== Your task ==
Please return every line of the records below that holds the word "members".

== Records for the exercise ==
- - - - - - -

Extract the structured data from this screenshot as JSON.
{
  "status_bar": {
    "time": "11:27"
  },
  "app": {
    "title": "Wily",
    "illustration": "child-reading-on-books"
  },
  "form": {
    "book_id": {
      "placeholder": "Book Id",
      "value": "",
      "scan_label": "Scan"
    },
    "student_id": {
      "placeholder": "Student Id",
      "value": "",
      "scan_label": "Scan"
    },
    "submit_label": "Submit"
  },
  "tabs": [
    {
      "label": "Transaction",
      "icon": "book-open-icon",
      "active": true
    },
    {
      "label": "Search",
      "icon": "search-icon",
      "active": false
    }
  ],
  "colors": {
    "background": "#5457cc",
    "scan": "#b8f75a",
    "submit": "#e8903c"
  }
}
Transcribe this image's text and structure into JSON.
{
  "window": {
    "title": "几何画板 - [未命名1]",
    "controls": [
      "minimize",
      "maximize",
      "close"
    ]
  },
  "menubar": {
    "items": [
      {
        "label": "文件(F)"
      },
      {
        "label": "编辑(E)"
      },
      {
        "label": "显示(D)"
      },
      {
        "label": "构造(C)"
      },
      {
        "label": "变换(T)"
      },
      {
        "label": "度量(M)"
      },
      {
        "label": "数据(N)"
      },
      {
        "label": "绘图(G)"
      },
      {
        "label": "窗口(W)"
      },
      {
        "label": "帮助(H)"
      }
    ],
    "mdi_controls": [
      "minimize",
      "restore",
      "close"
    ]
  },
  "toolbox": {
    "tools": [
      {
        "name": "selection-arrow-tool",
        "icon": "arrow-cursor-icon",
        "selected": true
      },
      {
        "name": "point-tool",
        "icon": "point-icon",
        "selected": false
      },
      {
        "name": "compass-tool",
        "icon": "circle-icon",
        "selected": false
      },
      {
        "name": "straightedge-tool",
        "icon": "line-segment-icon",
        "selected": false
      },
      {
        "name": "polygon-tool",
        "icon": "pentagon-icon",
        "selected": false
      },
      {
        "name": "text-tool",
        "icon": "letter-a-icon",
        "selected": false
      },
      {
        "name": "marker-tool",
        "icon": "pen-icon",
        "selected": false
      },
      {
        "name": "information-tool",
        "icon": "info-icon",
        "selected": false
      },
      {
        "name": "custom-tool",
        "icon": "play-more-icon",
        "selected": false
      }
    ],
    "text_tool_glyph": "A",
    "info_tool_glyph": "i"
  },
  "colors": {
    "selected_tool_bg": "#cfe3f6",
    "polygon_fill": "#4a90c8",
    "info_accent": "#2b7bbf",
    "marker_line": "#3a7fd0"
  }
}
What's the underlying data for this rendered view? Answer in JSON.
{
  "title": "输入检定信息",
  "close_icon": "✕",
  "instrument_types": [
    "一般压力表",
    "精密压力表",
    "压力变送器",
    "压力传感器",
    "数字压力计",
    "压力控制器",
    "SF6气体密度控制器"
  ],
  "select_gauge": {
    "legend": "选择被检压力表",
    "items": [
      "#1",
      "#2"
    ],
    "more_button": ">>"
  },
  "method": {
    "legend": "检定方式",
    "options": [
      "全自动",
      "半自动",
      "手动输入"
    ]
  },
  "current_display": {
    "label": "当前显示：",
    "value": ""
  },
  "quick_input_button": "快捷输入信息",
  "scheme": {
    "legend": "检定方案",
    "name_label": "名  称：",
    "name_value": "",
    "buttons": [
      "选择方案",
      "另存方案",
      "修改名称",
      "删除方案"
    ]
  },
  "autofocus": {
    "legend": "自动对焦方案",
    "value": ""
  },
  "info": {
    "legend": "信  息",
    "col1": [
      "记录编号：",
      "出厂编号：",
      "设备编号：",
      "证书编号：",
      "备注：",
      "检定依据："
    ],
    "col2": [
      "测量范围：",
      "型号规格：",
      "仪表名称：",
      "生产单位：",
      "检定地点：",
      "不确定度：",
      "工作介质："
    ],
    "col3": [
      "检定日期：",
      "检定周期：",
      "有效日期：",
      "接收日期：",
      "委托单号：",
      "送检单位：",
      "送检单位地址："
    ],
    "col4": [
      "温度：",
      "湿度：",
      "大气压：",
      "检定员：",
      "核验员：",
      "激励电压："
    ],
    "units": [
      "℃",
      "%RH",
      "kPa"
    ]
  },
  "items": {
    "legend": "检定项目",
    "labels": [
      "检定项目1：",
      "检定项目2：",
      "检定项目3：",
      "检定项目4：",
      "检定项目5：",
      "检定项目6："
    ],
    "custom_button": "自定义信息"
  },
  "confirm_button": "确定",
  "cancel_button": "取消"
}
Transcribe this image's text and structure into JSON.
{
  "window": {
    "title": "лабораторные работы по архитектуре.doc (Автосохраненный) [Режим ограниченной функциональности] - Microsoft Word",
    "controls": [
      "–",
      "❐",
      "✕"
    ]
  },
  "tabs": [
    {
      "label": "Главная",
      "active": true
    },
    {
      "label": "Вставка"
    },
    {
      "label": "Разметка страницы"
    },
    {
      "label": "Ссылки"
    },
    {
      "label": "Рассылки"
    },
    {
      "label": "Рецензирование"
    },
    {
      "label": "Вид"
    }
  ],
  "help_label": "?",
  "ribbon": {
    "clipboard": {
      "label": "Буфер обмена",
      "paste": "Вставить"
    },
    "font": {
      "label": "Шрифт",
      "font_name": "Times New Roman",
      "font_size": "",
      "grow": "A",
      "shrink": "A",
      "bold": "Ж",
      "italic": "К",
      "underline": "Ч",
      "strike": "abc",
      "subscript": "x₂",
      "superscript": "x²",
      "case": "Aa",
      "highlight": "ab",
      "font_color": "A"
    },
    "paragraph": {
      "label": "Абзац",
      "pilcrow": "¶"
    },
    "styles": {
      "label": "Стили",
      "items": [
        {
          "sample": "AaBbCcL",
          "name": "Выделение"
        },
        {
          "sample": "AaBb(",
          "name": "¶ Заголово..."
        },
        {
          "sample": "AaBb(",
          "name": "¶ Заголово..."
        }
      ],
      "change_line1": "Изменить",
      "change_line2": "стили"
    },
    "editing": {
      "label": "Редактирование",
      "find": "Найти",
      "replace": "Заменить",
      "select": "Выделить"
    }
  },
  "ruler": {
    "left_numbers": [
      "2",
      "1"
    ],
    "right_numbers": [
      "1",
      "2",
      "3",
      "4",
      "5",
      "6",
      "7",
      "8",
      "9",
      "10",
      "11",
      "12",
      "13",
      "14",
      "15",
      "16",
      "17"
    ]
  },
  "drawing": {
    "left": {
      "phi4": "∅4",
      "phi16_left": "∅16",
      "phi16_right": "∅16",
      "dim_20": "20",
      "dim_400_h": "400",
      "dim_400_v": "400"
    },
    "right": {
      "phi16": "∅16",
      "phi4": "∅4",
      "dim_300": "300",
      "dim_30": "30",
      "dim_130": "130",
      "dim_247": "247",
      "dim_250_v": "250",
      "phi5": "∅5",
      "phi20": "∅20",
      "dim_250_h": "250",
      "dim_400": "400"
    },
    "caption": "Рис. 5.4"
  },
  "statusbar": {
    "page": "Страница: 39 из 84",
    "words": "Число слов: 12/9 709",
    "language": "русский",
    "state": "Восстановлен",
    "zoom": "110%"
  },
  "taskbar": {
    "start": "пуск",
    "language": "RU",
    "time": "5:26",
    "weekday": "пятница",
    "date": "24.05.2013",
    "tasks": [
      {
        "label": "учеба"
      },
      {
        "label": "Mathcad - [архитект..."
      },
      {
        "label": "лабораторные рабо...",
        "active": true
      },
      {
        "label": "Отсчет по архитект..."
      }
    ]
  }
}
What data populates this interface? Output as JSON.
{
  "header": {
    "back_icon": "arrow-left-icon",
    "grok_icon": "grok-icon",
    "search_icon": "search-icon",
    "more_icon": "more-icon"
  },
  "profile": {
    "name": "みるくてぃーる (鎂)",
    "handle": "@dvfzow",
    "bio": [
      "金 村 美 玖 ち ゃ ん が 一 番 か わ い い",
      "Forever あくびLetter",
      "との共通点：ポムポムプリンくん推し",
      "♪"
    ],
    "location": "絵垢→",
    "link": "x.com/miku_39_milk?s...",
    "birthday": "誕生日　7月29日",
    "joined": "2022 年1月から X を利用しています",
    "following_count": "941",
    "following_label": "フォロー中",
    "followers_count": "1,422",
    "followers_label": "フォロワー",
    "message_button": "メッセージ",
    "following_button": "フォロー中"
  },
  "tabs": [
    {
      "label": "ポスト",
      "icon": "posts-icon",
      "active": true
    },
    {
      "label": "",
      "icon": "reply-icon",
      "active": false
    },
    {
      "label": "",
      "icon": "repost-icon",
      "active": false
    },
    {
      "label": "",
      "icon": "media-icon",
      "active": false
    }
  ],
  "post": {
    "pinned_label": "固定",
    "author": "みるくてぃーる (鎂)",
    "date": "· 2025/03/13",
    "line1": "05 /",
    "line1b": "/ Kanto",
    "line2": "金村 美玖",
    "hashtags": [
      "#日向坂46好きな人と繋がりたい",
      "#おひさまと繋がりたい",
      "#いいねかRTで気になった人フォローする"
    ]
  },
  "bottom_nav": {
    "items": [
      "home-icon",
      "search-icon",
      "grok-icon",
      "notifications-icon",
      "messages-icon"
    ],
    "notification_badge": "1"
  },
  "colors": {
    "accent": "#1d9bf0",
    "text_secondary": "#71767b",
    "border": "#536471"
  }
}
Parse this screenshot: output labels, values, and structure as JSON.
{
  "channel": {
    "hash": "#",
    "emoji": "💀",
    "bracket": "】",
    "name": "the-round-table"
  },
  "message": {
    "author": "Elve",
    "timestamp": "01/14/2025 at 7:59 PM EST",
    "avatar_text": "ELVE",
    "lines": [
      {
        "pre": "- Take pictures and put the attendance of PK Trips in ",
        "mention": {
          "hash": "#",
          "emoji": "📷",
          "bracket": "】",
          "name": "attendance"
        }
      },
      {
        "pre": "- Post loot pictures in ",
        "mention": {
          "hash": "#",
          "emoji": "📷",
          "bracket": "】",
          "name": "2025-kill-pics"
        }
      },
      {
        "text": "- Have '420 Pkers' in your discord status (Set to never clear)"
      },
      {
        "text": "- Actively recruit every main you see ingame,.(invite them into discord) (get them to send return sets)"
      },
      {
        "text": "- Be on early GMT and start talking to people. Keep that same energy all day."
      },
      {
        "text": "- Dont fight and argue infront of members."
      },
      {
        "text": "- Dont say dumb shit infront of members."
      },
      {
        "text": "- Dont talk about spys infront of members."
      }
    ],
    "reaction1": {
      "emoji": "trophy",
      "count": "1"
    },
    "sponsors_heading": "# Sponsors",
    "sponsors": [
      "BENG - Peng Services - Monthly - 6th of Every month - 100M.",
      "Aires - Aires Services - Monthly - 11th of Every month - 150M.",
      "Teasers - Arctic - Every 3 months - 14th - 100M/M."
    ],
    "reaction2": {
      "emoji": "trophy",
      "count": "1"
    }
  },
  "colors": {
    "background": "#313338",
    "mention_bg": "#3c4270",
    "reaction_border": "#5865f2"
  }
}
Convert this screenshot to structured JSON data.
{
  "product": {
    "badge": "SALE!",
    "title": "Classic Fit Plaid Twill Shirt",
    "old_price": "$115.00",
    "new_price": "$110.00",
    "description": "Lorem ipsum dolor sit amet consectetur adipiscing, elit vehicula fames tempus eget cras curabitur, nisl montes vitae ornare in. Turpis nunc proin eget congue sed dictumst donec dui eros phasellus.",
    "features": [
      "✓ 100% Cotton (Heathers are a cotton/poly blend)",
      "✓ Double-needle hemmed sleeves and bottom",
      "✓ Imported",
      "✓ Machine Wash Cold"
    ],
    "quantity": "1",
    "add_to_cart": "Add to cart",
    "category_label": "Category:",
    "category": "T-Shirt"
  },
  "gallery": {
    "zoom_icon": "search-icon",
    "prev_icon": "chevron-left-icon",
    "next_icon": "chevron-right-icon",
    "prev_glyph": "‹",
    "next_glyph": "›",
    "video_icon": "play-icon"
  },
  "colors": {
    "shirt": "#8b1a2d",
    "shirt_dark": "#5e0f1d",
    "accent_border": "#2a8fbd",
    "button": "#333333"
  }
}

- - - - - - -

== Answer below ==
        "text": "- Dont fight and argue infront of members."
        "text": "- Dont say dumb shit infront of members."
        "text": "- Dont talk about spys infront of members."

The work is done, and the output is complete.